>>>>

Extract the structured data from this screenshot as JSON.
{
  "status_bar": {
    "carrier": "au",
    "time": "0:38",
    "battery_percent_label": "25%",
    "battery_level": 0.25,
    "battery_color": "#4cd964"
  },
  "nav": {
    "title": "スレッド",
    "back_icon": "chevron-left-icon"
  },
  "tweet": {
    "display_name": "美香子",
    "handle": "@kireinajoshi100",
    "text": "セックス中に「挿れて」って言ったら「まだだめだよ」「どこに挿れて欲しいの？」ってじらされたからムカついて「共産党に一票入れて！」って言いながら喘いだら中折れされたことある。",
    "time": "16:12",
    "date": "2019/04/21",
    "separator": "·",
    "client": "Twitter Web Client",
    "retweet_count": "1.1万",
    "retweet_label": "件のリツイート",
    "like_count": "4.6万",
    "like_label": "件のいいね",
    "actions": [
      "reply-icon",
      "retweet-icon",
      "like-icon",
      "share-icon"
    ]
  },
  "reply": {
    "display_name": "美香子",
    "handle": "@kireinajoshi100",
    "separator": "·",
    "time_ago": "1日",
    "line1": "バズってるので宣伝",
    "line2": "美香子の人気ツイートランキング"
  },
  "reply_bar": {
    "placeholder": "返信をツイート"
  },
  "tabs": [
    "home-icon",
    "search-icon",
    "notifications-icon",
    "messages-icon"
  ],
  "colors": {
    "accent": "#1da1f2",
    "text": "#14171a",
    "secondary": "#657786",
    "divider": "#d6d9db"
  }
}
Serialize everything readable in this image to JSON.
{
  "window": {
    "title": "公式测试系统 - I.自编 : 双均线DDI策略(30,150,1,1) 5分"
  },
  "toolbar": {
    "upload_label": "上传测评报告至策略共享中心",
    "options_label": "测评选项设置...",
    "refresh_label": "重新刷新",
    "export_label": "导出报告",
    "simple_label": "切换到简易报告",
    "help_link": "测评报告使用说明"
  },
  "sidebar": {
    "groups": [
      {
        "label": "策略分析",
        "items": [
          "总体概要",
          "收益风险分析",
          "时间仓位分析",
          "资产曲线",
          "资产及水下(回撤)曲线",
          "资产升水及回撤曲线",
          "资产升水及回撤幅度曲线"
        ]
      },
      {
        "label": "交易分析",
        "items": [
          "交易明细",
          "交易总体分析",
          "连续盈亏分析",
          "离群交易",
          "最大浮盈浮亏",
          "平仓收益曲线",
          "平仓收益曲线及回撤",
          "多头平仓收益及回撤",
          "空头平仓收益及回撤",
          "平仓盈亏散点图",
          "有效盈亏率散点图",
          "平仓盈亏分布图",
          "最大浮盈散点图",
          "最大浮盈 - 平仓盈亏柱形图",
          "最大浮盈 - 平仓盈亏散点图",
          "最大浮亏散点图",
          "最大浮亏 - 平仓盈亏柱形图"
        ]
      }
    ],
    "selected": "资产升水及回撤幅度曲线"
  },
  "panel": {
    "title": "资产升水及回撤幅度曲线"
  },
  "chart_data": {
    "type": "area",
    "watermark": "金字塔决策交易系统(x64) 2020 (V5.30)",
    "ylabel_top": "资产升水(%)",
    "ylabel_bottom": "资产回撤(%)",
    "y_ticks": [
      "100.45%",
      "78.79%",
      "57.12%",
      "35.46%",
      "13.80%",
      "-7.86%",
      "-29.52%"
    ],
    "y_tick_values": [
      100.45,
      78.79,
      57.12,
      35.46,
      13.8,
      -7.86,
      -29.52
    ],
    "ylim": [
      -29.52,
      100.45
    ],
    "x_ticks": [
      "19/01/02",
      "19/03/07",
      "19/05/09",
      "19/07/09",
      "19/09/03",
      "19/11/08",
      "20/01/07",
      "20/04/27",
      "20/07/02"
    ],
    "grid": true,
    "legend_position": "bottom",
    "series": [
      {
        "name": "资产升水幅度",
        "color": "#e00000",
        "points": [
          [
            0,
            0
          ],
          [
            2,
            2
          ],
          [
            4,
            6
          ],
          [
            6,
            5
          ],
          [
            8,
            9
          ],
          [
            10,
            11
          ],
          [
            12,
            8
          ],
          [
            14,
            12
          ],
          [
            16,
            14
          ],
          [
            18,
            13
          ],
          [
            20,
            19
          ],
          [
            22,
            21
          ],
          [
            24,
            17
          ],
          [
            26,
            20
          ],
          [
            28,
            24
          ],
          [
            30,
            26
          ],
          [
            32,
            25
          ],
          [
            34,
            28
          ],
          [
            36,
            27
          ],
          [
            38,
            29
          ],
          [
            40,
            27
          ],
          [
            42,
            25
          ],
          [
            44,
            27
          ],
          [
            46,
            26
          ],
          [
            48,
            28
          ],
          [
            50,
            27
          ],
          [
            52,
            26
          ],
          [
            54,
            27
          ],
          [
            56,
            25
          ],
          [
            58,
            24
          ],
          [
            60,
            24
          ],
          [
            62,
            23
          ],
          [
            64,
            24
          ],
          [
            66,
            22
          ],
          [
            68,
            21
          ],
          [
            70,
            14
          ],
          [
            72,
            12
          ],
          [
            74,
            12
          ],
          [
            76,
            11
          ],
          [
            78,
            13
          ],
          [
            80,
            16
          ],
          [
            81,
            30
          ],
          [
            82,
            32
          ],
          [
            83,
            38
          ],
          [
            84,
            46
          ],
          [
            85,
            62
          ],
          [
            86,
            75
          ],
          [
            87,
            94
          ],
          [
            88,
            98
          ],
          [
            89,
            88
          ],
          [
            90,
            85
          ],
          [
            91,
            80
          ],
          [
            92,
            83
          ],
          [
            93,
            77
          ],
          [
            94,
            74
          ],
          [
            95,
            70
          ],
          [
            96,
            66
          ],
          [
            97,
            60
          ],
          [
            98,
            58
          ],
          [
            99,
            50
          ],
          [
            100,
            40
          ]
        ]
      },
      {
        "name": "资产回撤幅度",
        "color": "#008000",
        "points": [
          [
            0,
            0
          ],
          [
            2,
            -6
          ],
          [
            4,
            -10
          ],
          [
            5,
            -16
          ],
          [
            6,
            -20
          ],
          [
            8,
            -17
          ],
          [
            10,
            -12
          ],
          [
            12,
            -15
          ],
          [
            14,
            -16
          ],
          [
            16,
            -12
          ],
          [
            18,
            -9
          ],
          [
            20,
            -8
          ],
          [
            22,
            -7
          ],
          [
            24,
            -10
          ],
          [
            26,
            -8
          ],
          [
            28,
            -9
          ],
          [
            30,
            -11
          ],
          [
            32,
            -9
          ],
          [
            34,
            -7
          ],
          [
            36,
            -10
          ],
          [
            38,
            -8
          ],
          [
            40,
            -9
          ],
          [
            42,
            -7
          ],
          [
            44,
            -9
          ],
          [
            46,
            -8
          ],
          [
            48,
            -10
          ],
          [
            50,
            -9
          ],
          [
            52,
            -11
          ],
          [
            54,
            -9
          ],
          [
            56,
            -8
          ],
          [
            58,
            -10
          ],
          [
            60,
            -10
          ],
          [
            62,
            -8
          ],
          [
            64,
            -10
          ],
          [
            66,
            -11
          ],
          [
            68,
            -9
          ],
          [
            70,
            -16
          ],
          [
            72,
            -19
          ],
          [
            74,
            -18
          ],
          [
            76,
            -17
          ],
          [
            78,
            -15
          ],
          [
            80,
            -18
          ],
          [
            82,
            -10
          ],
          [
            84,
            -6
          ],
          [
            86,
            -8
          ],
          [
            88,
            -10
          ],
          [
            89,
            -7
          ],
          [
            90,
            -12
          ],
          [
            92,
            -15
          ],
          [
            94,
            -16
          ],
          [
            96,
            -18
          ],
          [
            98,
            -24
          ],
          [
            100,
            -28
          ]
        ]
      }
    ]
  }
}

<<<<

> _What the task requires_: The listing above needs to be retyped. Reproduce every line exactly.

> _Answer section_:
Extract the structured data from this screenshot as JSON.
{
  "status_bar": {
    "carrier": "au",
    "time": "0:38",
    "battery_percent_label": "25%",
    "battery_level": 0.25,
    "battery_color": "#4cd964"
  },
  "nav": {
    "title": "スレッド",
    "back_icon": "chevron-left-icon"
  },
  "tweet": {
    "display_name": "美香子",
    "handle": "@kireinajoshi100",
    "text": "セックス中に「挿れて」って言ったら「まだだめだよ」「どこに挿れて欲しいの？」ってじらされたからムカついて「共産党に一票入れて！」って言いながら喘いだら中折れされたことある。",
    "time": "16:12",
    "date": "2019/04/21",
    "separator": "·",
    "client": "Twitter Web Client",
    "retweet_count": "1.1万",
    "retweet_label": "件のリツイート",
    "like_count": "4.6万",
    "like_label": "件のいいね",
    "actions": [
      "reply-icon",
      "retweet-icon",
      "like-icon",
      "share-icon"
    ]
  },
  "reply": {
    "display_name": "美香子",
    "handle": "@kireinajoshi100",
    "separator": "·",
    "time_ago": "1日",
    "line1": "バズってるので宣伝",
    "line2": "美香子の人気ツイートランキング"
  },
  "reply_bar": {
    "placeholder": "返信をツイート"
  },
  "tabs": [
    "home-icon",
    "search-icon",
    "notifications-icon",
    "messages-icon"
  ],
  "colors": {
    "accent": "#1da1f2",
    "text": "#14171a",
    "secondary": "#657786",
    "divider": "#d6d9db"
  }
}
Serialize everything readable in this image to JSON.
{
  "window": {
    "title": "公式测试系统 - I.自编 : 双均线DDI策略(30,150,1,1) 5分"
  },
  "toolbar": {
    "upload_label": "上传测评报告至策略共享中心",
    "options_label": "测评选项设置...",
    "refresh_label": "重新刷新",
    "export_label": "导出报告",
    "simple_label": "切换到简易报告",
    "help_link": "测评报告使用说明"
  },
  "sidebar": {
    "groups": [
      {
        "label": "策略分析",
        "items": [
          "总体概要",
          "收益风险分析",
          "时间仓位分析",
          "资产曲线",
          "资产及水下(回撤)曲线",
          "资产升水及回撤曲线",
          "资产升水及回撤幅度曲线"
        ]
      },
      {
        "label": "交易分析",
        "items": [
          "交易明细",
          "交易总体分析",
          "连续盈亏分析",
          "离群交易",
          "最大浮盈浮亏",
          "平仓收益曲线",
          "平仓收益曲线及回撤",
          "多头平仓收益及回撤",
          "空头平仓收益及回撤",
          "平仓盈亏散点图",
          "有效盈亏率散点图",
          "平仓盈亏分布图",
          "最大浮盈散点图",
          "最大浮盈 - 平仓盈亏柱形图",
          "最大浮盈 - 平仓盈亏散点图",
          "最大浮亏散点图",
          "最大浮亏 - 平仓盈亏柱形图"
        ]
      }
    ],
    "selected": "资产升水及回撤幅度曲线"
  },
  "panel": {
    "title": "资产升水及回撤幅度曲线"
  },
  "chart_data": {
    "type": "area",
    "watermark": "金字塔决策交易系统(x64) 2020 (V5.30)",
    "ylabel_top": "资产升水(%)",
    "ylabel_bottom": "资产回撤(%)",
    "y_ticks": [
      "100.45%",
      "78.79%",
      "57.12%",
      "35.46%",
      "13.80%",
      "-7.86%",
      "-29.52%"
    ],
    "y_tick_values": [
      100.45,
      78.79,
      57.12,
      35.46,
      13.8,
      -7.86,
      -29.52
    ],
    "ylim": [
      -29.52,
      100.45
    ],
    "x_ticks": [
      "19/01/02",
      "19/03/07",
      "19/05/09",
      "19/07/09",
      "19/09/03",
      "19/11/08",
      "20/01/07",
      "20/04/27",
      "20/07/02"
    ],
    "grid": true,
    "legend_position": "bottom",
    "series": [
      {
        "name": "资产升水幅度",
        "color": "#e00000",
        "points": [
          [
            0,
            0
          ],
          [
            2,
            2
          ],
          [
            4,
            6
          ],
          [
            6,
            5
          ],
          [
            8,
            9
          ],
          [
            10,
            11
          ],
          [
            12,
            8
          ],
          [
            14,
            12
          ],
          [
            16,
            14
          ],
          [
            18,
            13
          ],
          [
            20,
            19
          ],
          [
            22,
            21
          ],
          [
            24,
            17
          ],
          [
            26,
            20
          ],
          [
            28,
            24
          ],
          [
            30,
            26
          ],
          [
            32,
            25
          ],
          [
            34,
            28
          ],
          [
            36,
            27
          ],
          [
            38,
            29
          ],
          [
            40,
            27
          ],
          [
            42,
            25
          ],
          [
            44,
            27
          ],
          [
            46,
            26
          ],
          [
            48,
            28
          ],
          [
            50,
            27
          ],
          [
            52,
            26
          ],
          [
            54,
            27
          ],
          [
            56,
            25
          ],
          [
            58,
            24
          ],
          [
            60,
            24
          ],
          [
            62,
            23
          ],
          [
            64,
            24
          ],
          [
            66,
            22
          ],
          [
            68,
            21
          ],
          [
            70,
            14
          ],
          [
            72,
            12
          ],
          [
            74,
            12
          ],
          [
            76,
            11
          ],
          [
            78,
            13
          ],
          [
            80,
            16
          ],
          [
            81,
            30
          ],
          [
            82,
            32
          ],
          [
            83,
            38
          ],
          [
            84,
            46
          ],
          [
            85,
            62
          ],
          [
            86,
            75
          ],
          [
            87,
            94
          ],
          [
            88,
            98
          ],
          [
            89,
            88
          ],
          [
            90,
            85
          ],
          [
            91,
            80
          ],
          [
            92,
            83
          ],
          [
            93,
            77
          ],
          [
            94,
            74
          ],
          [
            95,
            70
          ],
          [
            96,
            66
          ],
          [
            97,
            60
          ],
          [
            98,
            58
          ],
          [
            99,
            50
          ],
          [
            100,
            40
          ]
        ]
      },
      {
        "name": "资产回撤幅度",
        "color": "#008000",
        "points": [
          [
            0,
            0
          ],
          [
            2,
            -6
          ],
          [
            4,
            -10
          ],
          [
            5,
            -16
          ],
          [
            6,
            -20
          ],
          [
            8,
            -17
          ],
          [
            10,
            -12
          ],
          [
            12,
            -15
          ],
          [
            14,
            -16
          ],
          [
            16,
            -12
          ],
          [
            18,
            -9
          ],
          [
            20,
            -8
          ],
          [
            22,
            -7
          ],
          [
            24,
            -10
          ],
          [
            26,
            -8
          ],
          [
            28,
            -9
          ],
          [
            30,
            -11
          ],
          [
            32,
            -9
          ],
          [
            34,
            -7
          ],
          [
            36,
            -10
          ],
          [
            38,
            -8
          ],
          [
            40,
            -9
          ],
          [
            42,
            -7
          ],
          [
            44,
            -9
          ],
          [
            46,
            -8
          ],
          [
            48,
            -10
          ],
          [
            50,
            -9
          ],
          [
            52,
            -11
          ],
          [
            54,
            -9
          ],
          [
            56,
            -8
          ],
          [
            58,
            -10
          ],
          [
            60,
            -10
          ],
          [
            62,
            -8
          ],
          [
            64,
            -10
          ],
          [
            66,
            -11
          ],
          [
            68,
            -9
          ],
          [
            70,
            -16
          ],
          [
            72,
            -19
          ],
          [
            74,
            -18
          ],
          [
            76,
            -17
          ],
          [
            78,
            -15
          ],
          [
            80,
            -18
          ],
          [
            82,
            -10
          ],
          [
            84,
            -6
          ],
          [
            86,
            -8
          ],
          [
            88,
            -10
          ],
          [
            89,
            -7
          ],
          [
            90,
            -12
          ],
          [
            92,
            -15
          ],
          [
            94,
            -16
          ],
          [
            96,
            -18
          ],
          [
            98,
            -24
          ],
          [
            100,
            -28
          ]
        ]
      }
    ]
  }
}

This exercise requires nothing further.